Cordoba was once the capital of the Islamic Al-Andalus region. It was originally founded as a Roman colony in 152 BC, some traces of which can still be seen in the city. In 711 it fell to the Muslim invaders and in the centuries that followed it developed into the biggest city in Western Europe, drawing many Jewish, Muslim and Christian scholars. In 1236 Cordoba eventually fell to the Christian conquerers.
We had breakfast in the Occidental Hotel at half past 8.
Certainly nothing to write home about; the food was the least compelling we had so far. Grabbing a cab we made our way to the Mezquita, arriving in time to be one of the first visitors at 10 AM. The Mezquita is the highlight of Cordoba, a mosque build in several phases, beginning in 785. The Muslims built it on top of an old Visigothic church, using pillars they took from the Roman temples in the area. After the conquest the Christians tore the middle section down and built a cathedral right in the center of the mosque, converting the outer areas to Catholic shrines. I guess you can't gather any more sacrelidge in one building! But however questionable its history may be, the Mezquita is certainly one of the most impressive and bizar buidlings I've seen on my travels. And I've seen quite a few.
Approaching the original mosque from the peaceful Patio de los Naranjos (Courtyard of the Orange Trees), we found the entrance in one of the corners of the square.
Entering the building immediately takes your breath away since you're suddenly in the middle of a forest with 856 pillars (just imagine that before the cathedral was build there were 1293!). The mosque has dark and light areas, built in different eras and red-and-white-striped arches stretching as far as the eye can see. Wandering around the huge halls I was baffled by the combination of the Islamic pillars and arches and the Chritian shrines and chapels that were visible everywhere. At the back of the hall I found the 'maksura' (royal prayer enclosure) with its 'mihrab portal', decorated with 1600 kg of gold mosaic cubes. And when you've stared at this area in awe, turn around and walk back, the bizarness reaches its peak when you come across the cathedral in the middle of the hall. As if it had been planted there as some kind of weird joke. Nothing could ever have been so misplaced and as Carlos I said 'You have destroyed something that was unique in this world'. Then again, the construction of the church probably saved the mosque from being destroyed completely and the weird combination of Islam and Christianity in the building makes it all the more unique.
After walking around the columned hall of the Mezquita for an hour we proceeded to the Puenta Romana (roman bridge across the Guadalquivir river) and the 14th century tower Torre de la Calahorra beyond.

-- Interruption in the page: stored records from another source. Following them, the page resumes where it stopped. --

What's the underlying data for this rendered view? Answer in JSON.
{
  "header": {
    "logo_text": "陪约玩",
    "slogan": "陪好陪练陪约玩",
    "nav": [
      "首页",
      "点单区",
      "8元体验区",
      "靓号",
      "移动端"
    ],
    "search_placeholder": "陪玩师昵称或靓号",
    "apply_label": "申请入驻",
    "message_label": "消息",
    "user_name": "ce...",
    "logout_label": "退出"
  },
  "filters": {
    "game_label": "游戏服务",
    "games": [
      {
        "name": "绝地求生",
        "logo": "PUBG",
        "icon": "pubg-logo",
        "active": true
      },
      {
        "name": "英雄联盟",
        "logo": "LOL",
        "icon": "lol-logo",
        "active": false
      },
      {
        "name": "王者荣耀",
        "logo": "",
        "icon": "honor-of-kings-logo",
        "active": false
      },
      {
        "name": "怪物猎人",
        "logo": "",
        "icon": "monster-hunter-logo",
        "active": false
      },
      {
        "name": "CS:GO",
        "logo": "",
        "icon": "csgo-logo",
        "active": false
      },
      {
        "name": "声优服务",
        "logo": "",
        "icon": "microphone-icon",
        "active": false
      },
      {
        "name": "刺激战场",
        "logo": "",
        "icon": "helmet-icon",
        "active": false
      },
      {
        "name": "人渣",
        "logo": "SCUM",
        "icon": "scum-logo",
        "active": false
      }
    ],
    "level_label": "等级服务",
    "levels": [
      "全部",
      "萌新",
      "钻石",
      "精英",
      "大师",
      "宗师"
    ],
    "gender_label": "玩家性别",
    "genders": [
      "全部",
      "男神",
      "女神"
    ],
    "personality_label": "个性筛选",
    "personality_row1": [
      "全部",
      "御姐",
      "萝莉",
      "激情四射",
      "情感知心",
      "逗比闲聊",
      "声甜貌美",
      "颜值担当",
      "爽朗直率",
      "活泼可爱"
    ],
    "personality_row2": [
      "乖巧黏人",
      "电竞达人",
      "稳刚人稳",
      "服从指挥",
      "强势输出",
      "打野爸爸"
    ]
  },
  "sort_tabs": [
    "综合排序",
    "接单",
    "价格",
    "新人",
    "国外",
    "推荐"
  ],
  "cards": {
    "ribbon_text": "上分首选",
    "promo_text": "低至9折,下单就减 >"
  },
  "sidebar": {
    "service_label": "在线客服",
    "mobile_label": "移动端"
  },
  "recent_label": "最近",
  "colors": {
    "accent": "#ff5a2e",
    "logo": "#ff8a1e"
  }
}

After walking back to the northern bank and walking around the Alcazar de los Reyes Christianos (Castle of the Christian Monarch), which unfortunately was closed today, we had a drink in a bar near the Mezquita at noon (a well deserved first cerveza) and after another stroll through the narrow streets of the Juderia (Jewish quarters) we sat down at the La Abaceria where we finally (!) ordered tapas for the first time during this vacation. We ordered some 12 small plates, but owning to some confusion with the two waiters we got some of them twice. Now, since we had a healthy apetite after todays walks we did not have any difficulty making these extra ones disappear as well, although the bill was a bit more hefty than initially planned. ;-)
Having seen all of Cordoba's main sights mom and dad decided to return to the hotel for a quiet afternoon.
Mark and I continued exploring the city. Well, exploring, make that sitting down at a terrace in the sun at Plaza de las Tendillas to sip cervezas and discuss the beautiful things in live (read: Spanish women passing by). After an hour or two Mark went to look for cigarets while I tried to upload some pictures and blogs in a cybercafe. Unfortunately all the USB ports were disabled.
After Mark and I dropped by a supermercado for supplies of water and Licor 43 we took a taxi back to the hotel at 18:30. As a relaxed evening out I had booked places at the Hammam Banos Arabes (Arabic bathhouse) at eight. Not really Mark's kinda thing, he decided to go walking instead while the three of us headed back to the city, arriving in time for the 8 PM bathing session. The Hammam consisted of 2 small cold baths, one big warm bath, 2 small hot baths and a Turkish steam cabin. After all the driving, walking and watching of the last days it was excellent to be able to relax for an hour or two.
But the highlight was without a doubt the aromatheraphy massage I had booked for the three of us. There's only one word for being rubbed with lemon oil (my personal choice) and squeezed by a professional female massage specialist: heavenly! I need to find myself one of those at home. ;-)
After the bathing session we had a cup of tea at the Arabic teahouse next door and to the initial horror of my parents I ordered myself a sheesha to go with my mint tea. As if he had sensed I was up to something, Mark called on the phone to ask where we were. A couple of minutes later he walked in and gladly joined the sheesha and tea.
So, to sum it all up .
.. this day had a stunning building, delicious tapas, beers in the sun and an excellent massage and sheesha as the icing on the cake. It doesn't get any better than this. As you can imagine I went to sleep a very happy man this night.